One of the reasons I love medicine is that there is always something new to learn. I am attracted in particular to new knowledge and research done on infectious diseases, especially HIV, but also Hepatitis C, Hantavirus, and others. And now we have SARS-CoV-2 the virus that causes COVID-19 and I am in my element. It excites me and engages me to keep up with all the understanding and knowledge that is being discerned on a daily basis. This is one of the things that keeps me going. I enjoy thinking about it and trying to put it all together to make sense to me and to my patients.

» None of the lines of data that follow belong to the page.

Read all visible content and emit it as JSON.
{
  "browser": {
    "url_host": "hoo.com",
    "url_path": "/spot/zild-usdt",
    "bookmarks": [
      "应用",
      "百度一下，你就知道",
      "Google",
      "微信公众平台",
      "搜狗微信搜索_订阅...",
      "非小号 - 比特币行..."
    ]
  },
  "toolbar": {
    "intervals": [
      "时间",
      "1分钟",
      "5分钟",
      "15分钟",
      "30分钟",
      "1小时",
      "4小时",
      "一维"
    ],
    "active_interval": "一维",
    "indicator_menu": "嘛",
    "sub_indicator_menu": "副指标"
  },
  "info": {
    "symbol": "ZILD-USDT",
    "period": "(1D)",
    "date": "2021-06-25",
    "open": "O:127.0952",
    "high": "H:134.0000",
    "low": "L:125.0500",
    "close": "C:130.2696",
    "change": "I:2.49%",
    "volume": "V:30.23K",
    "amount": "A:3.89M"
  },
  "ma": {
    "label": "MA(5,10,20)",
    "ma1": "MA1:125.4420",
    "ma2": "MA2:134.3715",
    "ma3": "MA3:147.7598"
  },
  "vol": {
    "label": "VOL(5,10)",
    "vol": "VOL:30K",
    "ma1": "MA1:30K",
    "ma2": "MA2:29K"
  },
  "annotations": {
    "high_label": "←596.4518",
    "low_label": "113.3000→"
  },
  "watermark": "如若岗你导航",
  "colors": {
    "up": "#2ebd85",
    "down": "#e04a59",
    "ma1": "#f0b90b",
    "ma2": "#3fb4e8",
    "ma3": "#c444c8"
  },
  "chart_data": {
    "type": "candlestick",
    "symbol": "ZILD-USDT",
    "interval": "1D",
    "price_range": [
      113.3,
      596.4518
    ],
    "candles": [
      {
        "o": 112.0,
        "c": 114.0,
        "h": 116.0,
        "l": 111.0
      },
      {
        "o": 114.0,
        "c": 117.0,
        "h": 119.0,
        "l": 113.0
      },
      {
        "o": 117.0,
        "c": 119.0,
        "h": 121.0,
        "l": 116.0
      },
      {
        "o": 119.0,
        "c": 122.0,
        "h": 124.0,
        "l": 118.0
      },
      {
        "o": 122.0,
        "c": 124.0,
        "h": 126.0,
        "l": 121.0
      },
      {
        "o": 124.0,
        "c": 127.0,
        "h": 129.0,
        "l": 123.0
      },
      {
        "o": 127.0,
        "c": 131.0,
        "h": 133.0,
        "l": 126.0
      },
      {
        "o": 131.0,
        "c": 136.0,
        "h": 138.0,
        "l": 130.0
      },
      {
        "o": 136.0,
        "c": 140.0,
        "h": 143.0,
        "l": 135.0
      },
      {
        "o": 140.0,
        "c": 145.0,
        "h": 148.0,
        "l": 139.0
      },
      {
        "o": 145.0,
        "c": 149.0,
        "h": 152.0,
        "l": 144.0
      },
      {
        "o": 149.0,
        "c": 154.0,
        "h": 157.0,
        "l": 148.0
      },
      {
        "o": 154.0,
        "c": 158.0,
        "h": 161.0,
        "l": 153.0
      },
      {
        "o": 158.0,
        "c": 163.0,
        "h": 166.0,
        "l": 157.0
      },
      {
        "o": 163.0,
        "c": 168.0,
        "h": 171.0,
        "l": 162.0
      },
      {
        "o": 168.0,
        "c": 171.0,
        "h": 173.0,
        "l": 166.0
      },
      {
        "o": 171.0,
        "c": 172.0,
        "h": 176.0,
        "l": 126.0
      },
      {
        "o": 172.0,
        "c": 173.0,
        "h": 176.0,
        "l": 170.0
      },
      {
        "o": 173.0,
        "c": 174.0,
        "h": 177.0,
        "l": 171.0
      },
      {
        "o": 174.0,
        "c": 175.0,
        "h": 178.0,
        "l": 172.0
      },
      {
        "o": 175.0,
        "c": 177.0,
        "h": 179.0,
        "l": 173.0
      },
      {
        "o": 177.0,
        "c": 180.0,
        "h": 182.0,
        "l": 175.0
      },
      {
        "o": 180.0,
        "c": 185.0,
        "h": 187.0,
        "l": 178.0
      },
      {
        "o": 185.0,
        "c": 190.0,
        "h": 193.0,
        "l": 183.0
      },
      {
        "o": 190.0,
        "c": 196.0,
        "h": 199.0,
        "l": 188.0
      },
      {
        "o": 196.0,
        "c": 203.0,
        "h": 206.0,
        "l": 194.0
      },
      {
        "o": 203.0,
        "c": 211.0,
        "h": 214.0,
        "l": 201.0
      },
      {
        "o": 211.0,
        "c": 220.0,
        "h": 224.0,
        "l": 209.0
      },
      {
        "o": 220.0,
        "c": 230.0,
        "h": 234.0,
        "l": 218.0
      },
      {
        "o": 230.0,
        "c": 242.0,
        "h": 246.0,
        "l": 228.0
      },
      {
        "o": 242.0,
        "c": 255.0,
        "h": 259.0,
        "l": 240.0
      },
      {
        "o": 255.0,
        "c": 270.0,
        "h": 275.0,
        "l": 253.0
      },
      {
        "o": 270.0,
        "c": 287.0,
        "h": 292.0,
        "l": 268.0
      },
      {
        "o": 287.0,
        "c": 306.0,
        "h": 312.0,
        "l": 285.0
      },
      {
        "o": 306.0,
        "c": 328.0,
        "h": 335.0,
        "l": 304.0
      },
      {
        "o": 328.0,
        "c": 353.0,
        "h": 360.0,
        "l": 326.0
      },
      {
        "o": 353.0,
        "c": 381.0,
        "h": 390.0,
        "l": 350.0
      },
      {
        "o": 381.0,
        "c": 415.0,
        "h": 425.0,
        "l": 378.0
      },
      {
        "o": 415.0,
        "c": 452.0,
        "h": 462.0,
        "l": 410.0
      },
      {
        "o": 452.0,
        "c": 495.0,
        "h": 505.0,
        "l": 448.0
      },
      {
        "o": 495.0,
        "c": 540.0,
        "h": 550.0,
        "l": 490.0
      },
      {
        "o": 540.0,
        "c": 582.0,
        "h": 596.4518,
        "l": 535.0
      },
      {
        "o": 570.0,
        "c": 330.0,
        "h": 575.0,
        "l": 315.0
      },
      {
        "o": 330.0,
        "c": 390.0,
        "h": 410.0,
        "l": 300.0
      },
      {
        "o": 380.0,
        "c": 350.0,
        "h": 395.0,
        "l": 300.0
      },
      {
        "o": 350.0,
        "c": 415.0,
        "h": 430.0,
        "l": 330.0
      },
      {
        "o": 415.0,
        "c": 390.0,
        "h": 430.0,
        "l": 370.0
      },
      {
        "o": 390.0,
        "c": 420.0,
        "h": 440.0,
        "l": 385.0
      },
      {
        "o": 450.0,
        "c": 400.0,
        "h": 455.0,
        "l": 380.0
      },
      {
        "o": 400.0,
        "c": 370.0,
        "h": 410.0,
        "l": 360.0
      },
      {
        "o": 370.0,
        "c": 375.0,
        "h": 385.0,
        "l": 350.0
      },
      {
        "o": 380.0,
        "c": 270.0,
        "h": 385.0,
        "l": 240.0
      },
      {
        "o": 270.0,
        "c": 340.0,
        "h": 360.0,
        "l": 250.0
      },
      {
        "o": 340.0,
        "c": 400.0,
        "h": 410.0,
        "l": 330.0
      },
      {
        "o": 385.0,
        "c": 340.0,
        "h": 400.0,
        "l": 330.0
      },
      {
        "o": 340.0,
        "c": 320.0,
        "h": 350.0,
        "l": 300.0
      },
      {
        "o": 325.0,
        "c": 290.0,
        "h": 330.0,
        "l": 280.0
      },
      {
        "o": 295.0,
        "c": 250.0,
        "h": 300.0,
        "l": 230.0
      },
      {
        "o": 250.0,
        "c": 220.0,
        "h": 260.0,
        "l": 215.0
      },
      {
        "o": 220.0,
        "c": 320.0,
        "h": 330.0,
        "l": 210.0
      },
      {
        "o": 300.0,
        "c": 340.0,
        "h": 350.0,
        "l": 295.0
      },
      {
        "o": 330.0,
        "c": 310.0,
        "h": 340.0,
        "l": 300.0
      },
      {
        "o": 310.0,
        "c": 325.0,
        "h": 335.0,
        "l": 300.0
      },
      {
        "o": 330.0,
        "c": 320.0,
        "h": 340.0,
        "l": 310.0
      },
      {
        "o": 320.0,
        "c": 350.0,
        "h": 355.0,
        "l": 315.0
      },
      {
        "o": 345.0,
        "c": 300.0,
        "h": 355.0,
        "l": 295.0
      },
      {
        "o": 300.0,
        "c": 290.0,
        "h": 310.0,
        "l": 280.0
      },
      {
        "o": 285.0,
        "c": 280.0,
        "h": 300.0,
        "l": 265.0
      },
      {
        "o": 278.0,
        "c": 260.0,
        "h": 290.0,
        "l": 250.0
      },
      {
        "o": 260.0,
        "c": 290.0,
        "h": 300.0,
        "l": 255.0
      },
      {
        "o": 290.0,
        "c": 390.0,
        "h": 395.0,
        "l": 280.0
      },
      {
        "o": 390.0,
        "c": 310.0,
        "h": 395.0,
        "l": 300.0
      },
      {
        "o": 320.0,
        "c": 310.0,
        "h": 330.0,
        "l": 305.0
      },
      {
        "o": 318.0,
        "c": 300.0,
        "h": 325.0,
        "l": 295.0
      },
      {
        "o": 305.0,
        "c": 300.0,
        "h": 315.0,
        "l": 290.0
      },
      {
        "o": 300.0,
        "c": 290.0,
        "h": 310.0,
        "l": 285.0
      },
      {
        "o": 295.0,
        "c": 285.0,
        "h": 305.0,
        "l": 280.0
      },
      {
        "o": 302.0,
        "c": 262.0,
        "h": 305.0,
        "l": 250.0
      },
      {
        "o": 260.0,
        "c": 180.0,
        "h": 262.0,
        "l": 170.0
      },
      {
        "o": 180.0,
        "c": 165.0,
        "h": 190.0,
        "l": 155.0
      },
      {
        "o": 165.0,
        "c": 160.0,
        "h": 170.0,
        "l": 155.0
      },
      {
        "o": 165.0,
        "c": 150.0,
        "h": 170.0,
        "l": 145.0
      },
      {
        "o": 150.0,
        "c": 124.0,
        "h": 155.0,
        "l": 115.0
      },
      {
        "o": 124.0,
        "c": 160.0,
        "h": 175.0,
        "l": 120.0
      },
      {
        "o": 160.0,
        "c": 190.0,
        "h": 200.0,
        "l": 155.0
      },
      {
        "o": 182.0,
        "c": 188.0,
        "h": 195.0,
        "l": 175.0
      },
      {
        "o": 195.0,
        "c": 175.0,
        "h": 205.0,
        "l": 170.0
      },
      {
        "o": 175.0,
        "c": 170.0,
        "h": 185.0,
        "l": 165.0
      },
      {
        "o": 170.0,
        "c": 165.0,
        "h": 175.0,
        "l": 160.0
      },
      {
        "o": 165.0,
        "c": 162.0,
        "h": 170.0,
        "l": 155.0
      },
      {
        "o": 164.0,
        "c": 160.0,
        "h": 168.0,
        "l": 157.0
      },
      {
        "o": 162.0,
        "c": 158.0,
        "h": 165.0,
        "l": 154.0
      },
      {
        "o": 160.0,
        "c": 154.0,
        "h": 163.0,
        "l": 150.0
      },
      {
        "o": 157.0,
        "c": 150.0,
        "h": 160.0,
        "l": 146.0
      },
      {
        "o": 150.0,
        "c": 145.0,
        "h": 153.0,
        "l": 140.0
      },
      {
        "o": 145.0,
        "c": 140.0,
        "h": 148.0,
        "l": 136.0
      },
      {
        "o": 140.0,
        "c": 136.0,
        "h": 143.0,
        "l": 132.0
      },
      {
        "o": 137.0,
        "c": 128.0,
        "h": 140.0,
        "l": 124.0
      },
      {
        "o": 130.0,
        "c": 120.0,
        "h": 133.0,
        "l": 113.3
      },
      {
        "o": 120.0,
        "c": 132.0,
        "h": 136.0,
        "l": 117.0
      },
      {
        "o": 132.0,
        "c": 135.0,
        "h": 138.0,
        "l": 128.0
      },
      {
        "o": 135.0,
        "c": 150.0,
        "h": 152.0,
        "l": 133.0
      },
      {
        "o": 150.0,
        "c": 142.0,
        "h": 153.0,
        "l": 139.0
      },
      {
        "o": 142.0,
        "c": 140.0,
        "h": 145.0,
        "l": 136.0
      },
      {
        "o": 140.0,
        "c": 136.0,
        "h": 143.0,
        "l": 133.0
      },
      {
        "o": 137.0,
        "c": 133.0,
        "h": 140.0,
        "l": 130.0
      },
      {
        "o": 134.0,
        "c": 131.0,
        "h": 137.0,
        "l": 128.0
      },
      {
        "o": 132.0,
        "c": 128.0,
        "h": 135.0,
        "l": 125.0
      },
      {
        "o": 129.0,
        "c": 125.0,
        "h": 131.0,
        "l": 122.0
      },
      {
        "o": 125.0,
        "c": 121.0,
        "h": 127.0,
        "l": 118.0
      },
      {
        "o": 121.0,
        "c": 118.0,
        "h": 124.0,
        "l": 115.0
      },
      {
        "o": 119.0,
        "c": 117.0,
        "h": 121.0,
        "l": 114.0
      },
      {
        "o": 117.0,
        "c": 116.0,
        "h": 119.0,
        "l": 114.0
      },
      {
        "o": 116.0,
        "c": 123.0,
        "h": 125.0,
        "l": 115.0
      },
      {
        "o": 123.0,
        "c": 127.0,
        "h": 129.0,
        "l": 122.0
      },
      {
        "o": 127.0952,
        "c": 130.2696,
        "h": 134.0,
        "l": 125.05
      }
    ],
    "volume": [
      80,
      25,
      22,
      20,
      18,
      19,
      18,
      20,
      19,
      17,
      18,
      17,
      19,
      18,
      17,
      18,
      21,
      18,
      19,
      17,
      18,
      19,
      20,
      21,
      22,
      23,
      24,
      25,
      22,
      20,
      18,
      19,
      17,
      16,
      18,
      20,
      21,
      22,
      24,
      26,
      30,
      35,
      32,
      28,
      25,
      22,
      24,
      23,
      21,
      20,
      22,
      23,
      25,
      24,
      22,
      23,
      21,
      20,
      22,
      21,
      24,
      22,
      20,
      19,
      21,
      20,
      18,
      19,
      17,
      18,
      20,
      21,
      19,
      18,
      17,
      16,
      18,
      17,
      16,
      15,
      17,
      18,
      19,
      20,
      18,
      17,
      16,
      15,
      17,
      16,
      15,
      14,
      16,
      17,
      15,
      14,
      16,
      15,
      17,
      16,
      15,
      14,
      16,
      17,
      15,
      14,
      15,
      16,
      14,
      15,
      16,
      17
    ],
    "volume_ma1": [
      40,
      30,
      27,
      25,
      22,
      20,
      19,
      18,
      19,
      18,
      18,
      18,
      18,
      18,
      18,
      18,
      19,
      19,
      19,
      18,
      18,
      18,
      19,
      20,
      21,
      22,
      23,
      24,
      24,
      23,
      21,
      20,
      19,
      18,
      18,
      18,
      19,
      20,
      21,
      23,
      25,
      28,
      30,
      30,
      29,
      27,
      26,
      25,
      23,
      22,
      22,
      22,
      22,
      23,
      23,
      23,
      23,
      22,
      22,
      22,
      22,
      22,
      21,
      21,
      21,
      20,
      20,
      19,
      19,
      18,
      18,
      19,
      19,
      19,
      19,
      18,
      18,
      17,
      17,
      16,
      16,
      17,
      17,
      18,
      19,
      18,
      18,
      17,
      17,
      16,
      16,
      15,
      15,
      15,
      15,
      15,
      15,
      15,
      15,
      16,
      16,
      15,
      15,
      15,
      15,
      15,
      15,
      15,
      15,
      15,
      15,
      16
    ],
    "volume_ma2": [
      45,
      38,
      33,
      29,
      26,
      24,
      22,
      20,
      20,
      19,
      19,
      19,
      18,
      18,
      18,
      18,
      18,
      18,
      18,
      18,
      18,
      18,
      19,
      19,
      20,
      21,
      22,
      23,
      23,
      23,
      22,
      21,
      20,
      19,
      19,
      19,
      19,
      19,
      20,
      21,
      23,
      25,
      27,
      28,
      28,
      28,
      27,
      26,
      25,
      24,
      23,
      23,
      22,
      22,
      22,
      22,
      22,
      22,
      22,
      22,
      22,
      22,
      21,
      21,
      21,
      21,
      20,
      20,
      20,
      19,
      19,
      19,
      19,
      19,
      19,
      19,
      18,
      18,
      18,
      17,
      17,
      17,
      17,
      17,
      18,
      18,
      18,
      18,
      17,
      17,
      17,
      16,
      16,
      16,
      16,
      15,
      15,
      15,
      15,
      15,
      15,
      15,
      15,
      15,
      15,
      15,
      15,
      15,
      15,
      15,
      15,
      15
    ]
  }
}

I am also loving the people I work with and the approach my organization is taking to the pandemic. We have been having Town Halls frequently, where we review data and developments, and discuss approaches. These are some really smart people I work with. This evening we had presentations from the infectious disease docs about the new antibody testing from Abbot that we will start using next week. It looks pretty good for confirming someone had been infected: few false positives or negatives. Patients are already clamoring to get the test done, but we still don’t know about long term immunity. A hematologist/oncologist talked about the coagulation disorders that people are getting and how possibly to treat it. Interesting but alarming, and reassuring that these are the people taking care of the sickest people. And then a dermatologist present info about “COVID Toes”. This condition called Pernio is when the toes and/or fingers turn a dusky color when they get cold. Similar but different to Raynaud’s phenomena. We are going to start keeping track of patients we see with this- usually in children or young adults, for the study mentioned in the article. Who knew? Sort of like the anosmia symptom when people with COVID lose their sense of smell, Pernio can be a clue to COVID infection.
And I am also so happy to be in Seattle and have access to the amazing research and faculty at UW. Dr. Trevor Bedford has been running the Seattle Flu Study and sent out the first models on number of infections and how fast infections were doubling. He reviewed and retested specimens done in October through January to see if COVID was here earlier than thought. He did not find it, which supports that COVID did not get here until January. And UW has put together this great resource that shows treatments, clinical trials, and education. It will keep getting better as our knowledge grows.
The more we know the better we will all do. We are in this together.
Wash your hands.
And finally, my caveat is that this is my experience and my opinions, which are subject to change as more information is available, and not related to the organization I work for. Thanks for reading.